For a while now I have seen pictures of “DIY Ecofriendly Confetti”. In celebration of Earth Day, I thought it would be perfect to put that biodegradable confetti to the test and see how practical and beneficial it really is.
I tried a few different versions of the biodegradable confetti, with greenery that I thought would stand up pretty well against the popular “hole-punch leaves” method. Let me tell you, I wasn’t expecting the project to result the way it did.
Now without further ado, here were my findings:
Gathering the Greens
After taking a large basket out of my closet, it only took me about 5 or so minutes to gather what I was looking for. What was I looking for? Well, I’m glad you asked! I was specifically looking for stiff leaves that had a little bit of weight to them and other tree-leafy things (like evergreen needles) that may easily be broken apart and throw nicely.
Quite tip: pick something that will have a nice spread when you throw it. You do not want it too light, because it will most likely clump together.
I chose rhododendron leaves, douglas fir needles, fern leaves, and a couple small cedar branches.
Let’s set those aside for a moment and work on the next portion of my project.
Making the Confetti Cones
This was fairly easy to make and pretty fun. I took an old Shakespeare book from my bookshelf that I had never read and will absolutely never read. Don’t you worry- I chose one of the less popular comedies. No tragedies here!
If you don’t want to sacrifice one of your books, I suggest going to a thrift shop and picking one up. Just make sure that the page numbers exceed that of your guest count.
After ripping the pages out, I cut them into squares. I rolled the cones into the desired thickness and taped the outside with clear tape. You could also use a glue if you wanted, but I found the tape to be easier and not very noticeable. Be sure to use clear tape, if you do this, and not the standard white scotch tape.
The cones are done! Pretty easy right?! Now back to our greenery!
Making the Confetti
Pulling apart the Cedar branches
I may have cheated a bit with this part. Instead of pulling apart small chunks of the branches for the confetti, I used some scissors and clipped away. This was a lot faster than pulling each bit apart and ensured it was separated where I wanted it to.
When I was happy with the pile of cedar confetti I had made, I filled up some of the cones, and set them aside.
Pulling off the Douglas Fir Needles

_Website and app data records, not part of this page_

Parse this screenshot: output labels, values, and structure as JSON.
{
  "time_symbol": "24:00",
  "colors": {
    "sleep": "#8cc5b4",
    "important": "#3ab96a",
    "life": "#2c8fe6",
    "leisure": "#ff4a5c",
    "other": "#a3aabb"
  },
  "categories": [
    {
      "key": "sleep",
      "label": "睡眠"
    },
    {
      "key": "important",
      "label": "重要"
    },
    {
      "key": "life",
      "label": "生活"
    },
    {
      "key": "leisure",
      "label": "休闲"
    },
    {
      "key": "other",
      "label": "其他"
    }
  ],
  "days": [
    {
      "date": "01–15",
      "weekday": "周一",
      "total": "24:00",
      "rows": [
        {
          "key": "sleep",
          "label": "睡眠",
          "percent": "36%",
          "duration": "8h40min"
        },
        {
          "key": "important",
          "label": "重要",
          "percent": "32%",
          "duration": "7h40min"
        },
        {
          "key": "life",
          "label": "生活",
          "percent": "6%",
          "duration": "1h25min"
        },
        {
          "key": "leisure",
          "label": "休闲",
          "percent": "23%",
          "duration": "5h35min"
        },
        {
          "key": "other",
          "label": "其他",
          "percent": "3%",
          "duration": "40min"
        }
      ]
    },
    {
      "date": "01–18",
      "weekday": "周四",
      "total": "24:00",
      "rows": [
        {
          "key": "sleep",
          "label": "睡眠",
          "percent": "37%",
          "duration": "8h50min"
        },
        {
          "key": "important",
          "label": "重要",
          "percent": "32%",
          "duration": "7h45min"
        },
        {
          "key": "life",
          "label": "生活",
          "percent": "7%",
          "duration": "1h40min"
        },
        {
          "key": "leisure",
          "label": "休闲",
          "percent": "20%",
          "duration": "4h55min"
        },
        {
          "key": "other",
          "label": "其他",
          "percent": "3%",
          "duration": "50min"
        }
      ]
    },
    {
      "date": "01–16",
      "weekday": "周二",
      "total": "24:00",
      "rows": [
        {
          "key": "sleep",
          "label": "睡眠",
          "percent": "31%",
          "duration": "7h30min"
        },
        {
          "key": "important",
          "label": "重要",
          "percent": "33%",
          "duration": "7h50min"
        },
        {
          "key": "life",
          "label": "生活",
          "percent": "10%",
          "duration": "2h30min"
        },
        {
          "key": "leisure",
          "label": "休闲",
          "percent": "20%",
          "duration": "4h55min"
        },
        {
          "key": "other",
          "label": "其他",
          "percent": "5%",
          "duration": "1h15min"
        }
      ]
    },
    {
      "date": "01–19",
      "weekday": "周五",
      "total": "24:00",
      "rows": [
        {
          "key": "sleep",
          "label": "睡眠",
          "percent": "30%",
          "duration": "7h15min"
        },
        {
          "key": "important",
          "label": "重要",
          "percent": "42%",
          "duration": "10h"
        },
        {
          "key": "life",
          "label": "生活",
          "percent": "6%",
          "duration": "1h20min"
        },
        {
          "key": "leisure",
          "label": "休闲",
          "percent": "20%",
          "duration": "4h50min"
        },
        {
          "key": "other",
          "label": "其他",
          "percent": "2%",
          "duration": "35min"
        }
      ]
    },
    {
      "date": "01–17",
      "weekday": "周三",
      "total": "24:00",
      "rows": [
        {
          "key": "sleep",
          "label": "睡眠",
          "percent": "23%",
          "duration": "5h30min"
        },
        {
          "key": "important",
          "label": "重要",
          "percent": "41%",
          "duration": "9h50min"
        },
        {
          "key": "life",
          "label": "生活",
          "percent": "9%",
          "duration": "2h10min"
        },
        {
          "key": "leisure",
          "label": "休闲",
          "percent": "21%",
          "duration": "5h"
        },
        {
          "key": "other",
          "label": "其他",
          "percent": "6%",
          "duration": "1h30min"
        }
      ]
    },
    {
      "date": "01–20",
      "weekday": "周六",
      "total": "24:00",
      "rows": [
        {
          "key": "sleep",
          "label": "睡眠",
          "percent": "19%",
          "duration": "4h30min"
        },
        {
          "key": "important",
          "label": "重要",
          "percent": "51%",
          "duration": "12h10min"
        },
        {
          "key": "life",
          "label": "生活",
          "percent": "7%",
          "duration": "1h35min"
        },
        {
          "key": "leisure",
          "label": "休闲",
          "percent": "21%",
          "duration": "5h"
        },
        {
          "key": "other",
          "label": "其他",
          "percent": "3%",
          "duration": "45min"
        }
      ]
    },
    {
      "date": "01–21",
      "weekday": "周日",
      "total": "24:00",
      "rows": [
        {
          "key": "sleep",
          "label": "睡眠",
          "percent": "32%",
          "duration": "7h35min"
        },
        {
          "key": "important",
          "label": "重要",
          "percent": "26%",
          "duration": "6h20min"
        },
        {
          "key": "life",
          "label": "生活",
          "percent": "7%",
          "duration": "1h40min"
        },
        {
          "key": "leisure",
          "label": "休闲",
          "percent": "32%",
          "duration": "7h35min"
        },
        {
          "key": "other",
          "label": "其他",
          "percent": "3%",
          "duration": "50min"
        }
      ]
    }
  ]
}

This was by far the easiest part. I just quickly pulled off the individual needles from the branch and separated them into the cones.
Be sure that bits of the branch aren’t pulled off with the needles and that all the needles are separated.
Cutting the Fern leaves
I originally thought that the fern leaves would look really cute. Ferns are one of my favorites and was hoping they would turn out.
After I cut them into smaller pieces and separated them into the cones, I was a tad disappointed. They looked more like octopus tentacles than pieces of a fern. That was a pretty big fail.
Punching the Rhododendron Leaves
Let me first begin with- THIS IS A HUGE HASSLE! I collected a total of about 18 medium-size leaves to punch. After punching holes for a straight 41 minutes, I had enough confetti for only one cone! My arms were sore, and I would have not been able to punch a minute longer. I could not imagine doing this for a guest count of 150- or even 10 for that matter! It was pretty rough.
My Final Thoughts
While the popular hole-punch method was quite the fail, I was very impressed with the douglas fir needles. They threw well and were very quick to separate. They may not have thrown quite as smooth as the round hole punches, but the needles threw pretty well. I will definitely be using the douglas fir confetti in an upcoming event.
After trying rhododendron leaves, Douglas fir needles, fern leaves, and a couple small cedar branches to make biodegradable confetti, there was a clear winner. Douglas fir needles, although a bit prickly, threw very nicely and looked absolutely adorable. I loved this little project and will be using this idea in the future.
Happy Earth Day!